2018 Annual Meeting

Voting Now Open for 2018 Name that Cocktail!

Thanks to everyone who contributed a suggestion to the 2018 Name that Cocktail! contest. We’ve aggregated our favorites and composed a Google Form to help facilitate voting. Vote for your three favorites. The top three will be available to order and enjoy at the Marriott Wardman Park, Omni Shoreham Hotel, and the Washington Hilton. 

December 15, 2017

Historians Tackle the Present in Six Late-Breaking Sessions at AHA18

In the past year, historians have frequently been called upon to make meaning of news. From Confederate monuments and statues around the country to President Donald Trump’s travel ban executive orders, historians have answered the call to provide historical perspective and analysis. As AHA executive director Jim Grossman wrote recently in Perspectives, the assumption that “historians should have a voice in public culture and in public policy” is a guiding principle for the AHA’s agenda. 

Name that Cocktail 2018!

For the sixth year in a row, AHA annual meeting hotels will be offering signature cocktails at their bars. The libations will be available during AHA18 at the Marriott Wardman Park, Omni Shoreham Hotel, and the Washington Hilton. Now it’s up to you to help us give these cocktails historically relevant names!

December 8, 2017

Teaching Effective Engagement: Some Strategies and Techniques

By Alexandria Ruble, Scott Harrison, Jane Freeland, Adam Blackler, and Julie Ault

“Here’s a scenario,” I said to students in my course on the Holocaust. “Imagine that right now, the North Carolina state government issues an order that you must leave the state if you or your parents are not from here. How many of you are from North Carolina?” Most students in the class raised their hands. Then, I asked, “How many of you have parents from North Carolina?” Fewer students raised their hands.

November 20, 2017

Professional Pathways: What’s New at AHA18

Through its work, the AHA has learned that popular wisdom severely underestimates the value and versatility of a history degree. As the seat of the federal government, home to a battery of museums and archives, nonprofits, colleges and universities, and K–12 schools, the District of Columbia showcases many of the career paths open to historians. At the 2018 AHA annual meeting, we are taking full advantage of the diverse local community of historians to offer a slate of professional development activities that is bigger and more varied than ever.

America’s Front Yard: The National Mall through the Years

By Ethan Ehrenhaft

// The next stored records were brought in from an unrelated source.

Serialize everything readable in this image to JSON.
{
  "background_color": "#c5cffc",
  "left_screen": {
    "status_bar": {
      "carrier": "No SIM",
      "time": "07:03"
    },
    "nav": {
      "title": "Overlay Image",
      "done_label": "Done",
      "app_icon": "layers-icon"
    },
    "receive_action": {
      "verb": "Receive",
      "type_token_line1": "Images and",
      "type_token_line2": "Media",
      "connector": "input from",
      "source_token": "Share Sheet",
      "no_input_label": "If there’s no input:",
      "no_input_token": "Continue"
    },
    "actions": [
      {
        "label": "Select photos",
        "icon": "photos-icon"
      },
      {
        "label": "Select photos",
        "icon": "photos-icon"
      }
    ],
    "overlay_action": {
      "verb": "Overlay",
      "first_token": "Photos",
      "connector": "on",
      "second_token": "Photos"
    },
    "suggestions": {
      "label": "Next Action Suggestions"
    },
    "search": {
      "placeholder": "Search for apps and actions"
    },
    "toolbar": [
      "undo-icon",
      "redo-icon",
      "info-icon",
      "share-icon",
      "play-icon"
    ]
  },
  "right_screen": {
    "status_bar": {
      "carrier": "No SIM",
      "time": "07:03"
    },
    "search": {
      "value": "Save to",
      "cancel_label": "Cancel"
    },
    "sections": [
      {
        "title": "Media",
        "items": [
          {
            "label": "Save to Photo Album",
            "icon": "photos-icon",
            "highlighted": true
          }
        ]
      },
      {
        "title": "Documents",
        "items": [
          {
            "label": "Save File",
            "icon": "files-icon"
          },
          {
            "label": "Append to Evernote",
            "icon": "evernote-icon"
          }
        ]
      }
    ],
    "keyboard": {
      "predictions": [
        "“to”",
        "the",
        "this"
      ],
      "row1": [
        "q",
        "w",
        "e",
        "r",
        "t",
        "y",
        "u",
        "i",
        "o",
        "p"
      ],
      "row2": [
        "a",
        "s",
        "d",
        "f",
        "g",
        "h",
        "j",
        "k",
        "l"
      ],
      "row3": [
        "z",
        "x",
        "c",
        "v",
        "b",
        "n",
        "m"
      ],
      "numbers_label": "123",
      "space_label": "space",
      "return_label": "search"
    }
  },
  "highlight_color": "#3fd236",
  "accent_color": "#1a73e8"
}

Even before its use as a hashtag during the most recent presidential campaign, the phrase “drain the swamp” had a much more literal meaning to the residents of the District of Columbia. DC’s origins date back to 1791 when Congress approved purchase of land for a federally controlled capital. The district initially encompassed 100 square miles—most of which was covered by thick forests and insect-infested bogs. Upon arriving in 1800, Abigail Adams described DC as “a city only in name” in a letter to her sister.